While at Notre Dame during his undergraduate years Szymon majored in Science-Business. Following graduation in 2009, Szymon went on to join the ESTEEM Program.  Szymon worked on his capstone thesis project with Professor Mayland Chang and the project focused on the commercialization aspects of a stroke treatment using gelatinase inhibitors.

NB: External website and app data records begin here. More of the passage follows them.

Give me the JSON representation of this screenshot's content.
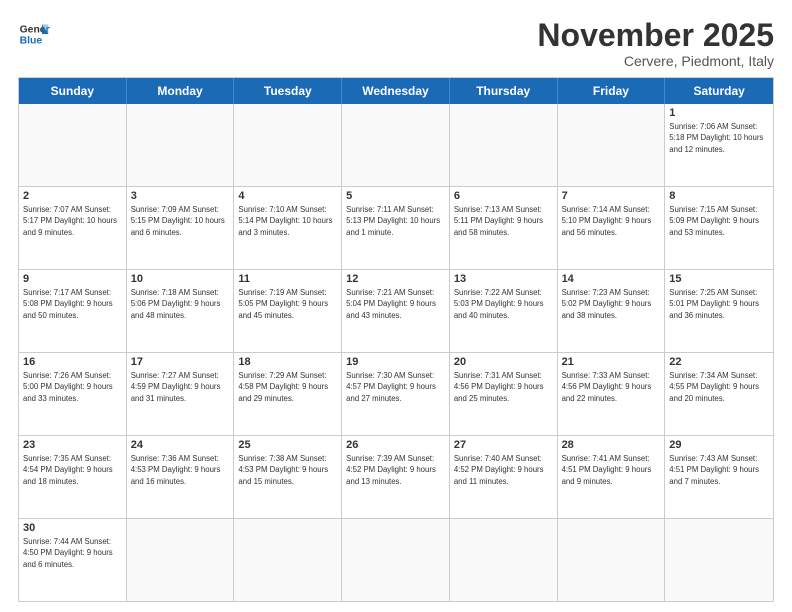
{
  "logo": {
    "text_general": "General",
    "text_blue": "Blue"
  },
  "title": "November 2025",
  "location": "Cervere, Piedmont, Italy",
  "day_names": [
    "Sunday",
    "Monday",
    "Tuesday",
    "Wednesday",
    "Thursday",
    "Friday",
    "Saturday"
  ],
  "rows": [
    [
      {
        "day": "",
        "info": ""
      },
      {
        "day": "",
        "info": ""
      },
      {
        "day": "",
        "info": ""
      },
      {
        "day": "",
        "info": ""
      },
      {
        "day": "",
        "info": ""
      },
      {
        "day": "",
        "info": ""
      },
      {
        "day": "1",
        "info": "Sunrise: 7:06 AM\nSunset: 5:18 PM\nDaylight: 10 hours and 12 minutes."
      }
    ],
    [
      {
        "day": "2",
        "info": "Sunrise: 7:07 AM\nSunset: 5:17 PM\nDaylight: 10 hours and 9 minutes."
      },
      {
        "day": "3",
        "info": "Sunrise: 7:09 AM\nSunset: 5:15 PM\nDaylight: 10 hours and 6 minutes."
      },
      {
        "day": "4",
        "info": "Sunrise: 7:10 AM\nSunset: 5:14 PM\nDaylight: 10 hours and 3 minutes."
      },
      {
        "day": "5",
        "info": "Sunrise: 7:11 AM\nSunset: 5:13 PM\nDaylight: 10 hours and 1 minute."
      },
      {
        "day": "6",
        "info": "Sunrise: 7:13 AM\nSunset: 5:11 PM\nDaylight: 9 hours and 58 minutes."
      },
      {
        "day": "7",
        "info": "Sunrise: 7:14 AM\nSunset: 5:10 PM\nDaylight: 9 hours and 56 minutes."
      },
      {
        "day": "8",
        "info": "Sunrise: 7:15 AM\nSunset: 5:09 PM\nDaylight: 9 hours and 53 minutes."
      }
    ],
    [
      {
        "day": "9",
        "info": "Sunrise: 7:17 AM\nSunset: 5:08 PM\nDaylight: 9 hours and 50 minutes."
      },
      {
        "day": "10",
        "info": "Sunrise: 7:18 AM\nSunset: 5:06 PM\nDaylight: 9 hours and 48 minutes."
      },
      {
        "day": "11",
        "info": "Sunrise: 7:19 AM\nSunset: 5:05 PM\nDaylight: 9 hours and 45 minutes."
      },
      {
        "day": "12",
        "info": "Sunrise: 7:21 AM\nSunset: 5:04 PM\nDaylight: 9 hours and 43 minutes."
      },
      {
        "day": "13",
        "info": "Sunrise: 7:22 AM\nSunset: 5:03 PM\nDaylight: 9 hours and 40 minutes."
      },
      {
        "day": "14",
        "info": "Sunrise: 7:23 AM\nSunset: 5:02 PM\nDaylight: 9 hours and 38 minutes."
      },
      {
        "day": "15",
        "info": "Sunrise: 7:25 AM\nSunset: 5:01 PM\nDaylight: 9 hours and 36 minutes."
      }
    ],
    [
      {
        "day": "16",
        "info": "Sunrise: 7:26 AM\nSunset: 5:00 PM\nDaylight: 9 hours and 33 minutes."
      },
      {
        "day": "17",
        "info": "Sunrise: 7:27 AM\nSunset: 4:59 PM\nDaylight: 9 hours and 31 minutes."
      },
      {
        "day": "18",
        "info": "Sunrise: 7:29 AM\nSunset: 4:58 PM\nDaylight: 9 hours and 29 minutes."
      },
      {
        "day": "19",
        "info": "Sunrise: 7:30 AM\nSunset: 4:57 PM\nDaylight: 9 hours and 27 minutes."
      },
      {
        "day": "20",
        "info": "Sunrise: 7:31 AM\nSunset: 4:56 PM\nDaylight: 9 hours and 25 minutes."
      },
      {
        "day": "21",
        "info": "Sunrise: 7:33 AM\nSunset: 4:56 PM\nDaylight: 9 hours and 22 minutes."
      },
      {
        "day": "22",
        "info": "Sunrise: 7:34 AM\nSunset: 4:55 PM\nDaylight: 9 hours and 20 minutes."
      }
    ],
    [
      {
        "day": "23",
        "info": "Sunrise: 7:35 AM\nSunset: 4:54 PM\nDaylight: 9 hours and 18 minutes."
      },
      {
        "day": "24",
        "info": "Sunrise: 7:36 AM\nSunset: 4:53 PM\nDaylight: 9 hours and 16 minutes."
      },
      {
        "day": "25",
        "info": "Sunrise: 7:38 AM\nSunset: 4:53 PM\nDaylight: 9 hours and 15 minutes."
      },
      {
        "day": "26",
        "info": "Sunrise: 7:39 AM\nSunset: 4:52 PM\nDaylight: 9 hours and 13 minutes."
      },
      {
        "day": "27",
        "info": "Sunrise: 7:40 AM\nSunset: 4:52 PM\nDaylight: 9 hours and 11 minutes."
      },
      {
        "day": "28",
        "info": "Sunrise: 7:41 AM\nSunset: 4:51 PM\nDaylight: 9 hours and 9 minutes."
      },
      {
        "day": "29",
        "info": "Sunrise: 7:43 AM\nSunset: 4:51 PM\nDaylight: 9 hours and 7 minutes."
      }
    ],
    [
      {
        "day": "30",
        "info": "Sunrise: 7:44 AM\nSunset: 4:50 PM\nDaylight: 9 hours and 6 minutes."
      },
      {
        "day": "",
        "info": ""
      },
      {
        "day": "",
        "info": ""
      },
      {
        "day": "",
        "info": ""
      },
      {
        "day": "",
        "info": ""
      },
      {
        "day": "",
        "info": ""
      },
      {
        "day": "",
        "info": ""
      }
    ]
  ]
}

When asked about ESTEEM and how it has helped him in his current work Szymon replied, “The greatest benefit of ESTEEM was it further focused my education into the fields of science and engineering technology. It helped to give me an entrepreneurial mindset which is a great asset at my current job where I look to make both incremental and breakthrough improvements in how we provide our services to the community.” Szymon looks to continue to make innovative changes in healthcare with the hope that such entrepreneurial behaviors will become the new standard in the medical world.

Way to go Szymon!